  6. The word "style" is used to describe a lot of kinds of expression. Write a paper that explores a kind of style that DOESN'T involve word choice and sentence structure. You might outline the "rules" that apply to the style that you've chosen or compare/contrast two related styles (in the same way that you might compare formal and informal writing styles). You might describe the style of clothing that you wear. Or consider the stylistic flair of a particular athlete -- think about the variety of styles of slam dunks and backhands. There's a wide range of options: hairstyles, musical styles, and so forth. Just choose a style that you're familiar with and write a paper that explores and explains that style.

  7. Imitate the style of a passage. Choose a descriptive passage from one of the texts that we've been reading. Think about the stylistic choices that the author makes -- what word choice and sentence structure has the writer used? Once you've analyzed the text that you're modeling your piece after, describe the view from your room's window or from a similar location imitating the style of the passage that you've chosen. Try to use similar word choice, sentence structure, and organization. Be sure to include a copy of the passage that you're using as your model when you submit your paper.
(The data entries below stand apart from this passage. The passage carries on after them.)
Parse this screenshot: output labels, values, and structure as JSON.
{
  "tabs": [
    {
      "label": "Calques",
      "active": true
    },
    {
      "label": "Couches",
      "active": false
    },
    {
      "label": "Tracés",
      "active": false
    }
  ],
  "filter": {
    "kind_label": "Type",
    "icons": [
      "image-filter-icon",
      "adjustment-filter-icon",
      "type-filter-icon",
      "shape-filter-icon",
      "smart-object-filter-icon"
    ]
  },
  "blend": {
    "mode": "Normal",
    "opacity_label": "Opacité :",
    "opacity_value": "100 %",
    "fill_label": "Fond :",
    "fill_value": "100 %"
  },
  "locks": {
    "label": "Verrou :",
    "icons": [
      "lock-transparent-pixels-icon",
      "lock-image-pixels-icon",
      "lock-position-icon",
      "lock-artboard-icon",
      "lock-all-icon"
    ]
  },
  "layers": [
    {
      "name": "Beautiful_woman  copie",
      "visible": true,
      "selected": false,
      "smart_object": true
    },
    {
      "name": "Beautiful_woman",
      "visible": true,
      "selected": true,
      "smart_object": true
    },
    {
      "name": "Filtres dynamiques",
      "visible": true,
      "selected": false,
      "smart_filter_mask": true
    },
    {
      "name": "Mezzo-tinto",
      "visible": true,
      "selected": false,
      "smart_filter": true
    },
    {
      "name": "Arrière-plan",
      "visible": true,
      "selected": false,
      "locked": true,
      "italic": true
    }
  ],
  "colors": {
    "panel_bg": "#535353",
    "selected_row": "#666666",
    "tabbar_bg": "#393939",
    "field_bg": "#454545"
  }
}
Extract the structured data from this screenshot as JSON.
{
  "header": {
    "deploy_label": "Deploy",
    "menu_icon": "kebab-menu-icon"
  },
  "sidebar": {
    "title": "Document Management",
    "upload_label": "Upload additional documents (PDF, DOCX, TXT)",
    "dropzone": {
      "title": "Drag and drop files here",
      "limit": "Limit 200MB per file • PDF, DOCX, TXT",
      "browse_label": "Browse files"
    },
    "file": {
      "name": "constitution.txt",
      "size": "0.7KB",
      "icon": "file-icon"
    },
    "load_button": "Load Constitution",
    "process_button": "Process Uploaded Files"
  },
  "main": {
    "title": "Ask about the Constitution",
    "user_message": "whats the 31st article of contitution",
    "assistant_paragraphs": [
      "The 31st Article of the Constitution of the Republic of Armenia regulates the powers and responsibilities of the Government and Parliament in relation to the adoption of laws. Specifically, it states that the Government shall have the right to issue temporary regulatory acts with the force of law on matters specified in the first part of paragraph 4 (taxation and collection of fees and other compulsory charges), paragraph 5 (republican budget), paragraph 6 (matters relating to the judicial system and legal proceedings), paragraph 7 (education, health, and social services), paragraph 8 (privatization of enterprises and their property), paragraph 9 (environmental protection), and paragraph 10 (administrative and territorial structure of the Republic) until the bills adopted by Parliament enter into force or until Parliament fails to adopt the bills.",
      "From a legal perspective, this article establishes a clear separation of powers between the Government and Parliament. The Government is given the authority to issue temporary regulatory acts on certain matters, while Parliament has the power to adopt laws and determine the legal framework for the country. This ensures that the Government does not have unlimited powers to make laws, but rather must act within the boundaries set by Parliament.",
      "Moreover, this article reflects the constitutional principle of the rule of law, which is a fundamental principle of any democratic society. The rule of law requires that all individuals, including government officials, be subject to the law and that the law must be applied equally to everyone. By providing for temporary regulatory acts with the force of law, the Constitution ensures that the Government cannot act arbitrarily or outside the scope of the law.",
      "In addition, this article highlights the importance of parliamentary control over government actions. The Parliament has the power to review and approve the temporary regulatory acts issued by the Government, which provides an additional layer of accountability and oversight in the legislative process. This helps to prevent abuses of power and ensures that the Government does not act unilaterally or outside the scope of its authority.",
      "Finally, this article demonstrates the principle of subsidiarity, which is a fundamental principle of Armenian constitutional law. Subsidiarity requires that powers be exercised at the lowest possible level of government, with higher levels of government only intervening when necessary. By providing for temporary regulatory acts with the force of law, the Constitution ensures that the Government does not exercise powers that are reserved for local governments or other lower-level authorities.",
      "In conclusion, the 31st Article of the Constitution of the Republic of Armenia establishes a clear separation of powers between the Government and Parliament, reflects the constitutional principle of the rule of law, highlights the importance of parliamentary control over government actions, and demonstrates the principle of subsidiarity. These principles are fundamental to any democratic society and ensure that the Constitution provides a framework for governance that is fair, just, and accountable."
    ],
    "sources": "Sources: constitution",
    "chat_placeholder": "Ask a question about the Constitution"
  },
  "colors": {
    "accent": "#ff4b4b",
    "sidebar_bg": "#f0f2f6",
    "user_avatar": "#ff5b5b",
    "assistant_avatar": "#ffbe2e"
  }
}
  8. Choose an informative newspaper or magazine article that reports details on a recent event and rewrite the article as a personal interest story (or vice-versa). The facts are the same whether you're writing a news story or a personal interest story -- the difference is often the style: the ways that the story is structured, the specific words and phrases that are used, and the ways that the ideas come together in sentences. Think about the difference between the way that someone might be described. A news article might include a description such as "the 6'6" firefighter" while a personal interest story focusing on the man might describe him as "the towering hero." Your rewrite should recast the words and sentences in the original to fit the style of the new version.

  9. Your textbooks explain complex ideas and issues. Regardless of the subject matter, textbooks need to balance the technical jargon and style of the field being covered with explanations and details that make the ideas clear to someone new to the field. Analyze the style that is used in one of your textbooks. What kind of words are used? How often are technical terms included -- and how are those terms presented? What kind of sentences are used? What terms and structures are repeated? In your paper, outline the stylistic choices that the textbook's authors have made and explain how they help (or don't) make the material appropriate for readers.

  10. Lewis Carroll's poem "Jabberwocky" adopts the style of an adventure tale but uses make-believe words to describe the events. Carroll mixes known and unknown words in phrases such as "vorpal blade." His sentence structure and syntax make sense even though the words that he's chosen are nonsensical.

    For this writing assignment, choose one of these options:

    a) Try your own hand at a "Jabberwocky" tale. Choose a model that you're familiar with and imitate the style for that model, telling a slightly nonsensical story as Carroll does. You don't need to stick with the romantic adventure that Carroll uses as his model -- you might write a sports article, a personal interest story, a news article, or an advertisement. After you've written your "Jabberwocky," write a short reflection that identifies your model and explains the choices that you've made.

    b) Translate Carroll's tale into another style. What would the story have been if Carroll were writing a newspaper report or a technical report? How would the piece be different? Choose a style that makes sense for the story, and write a version of the events using that style. This assignment has two parts: (1) translate the story into a new style, and (2) write a paragraph that identifies the new styles that you've chosen and that explains how you made your decisions as you were translating.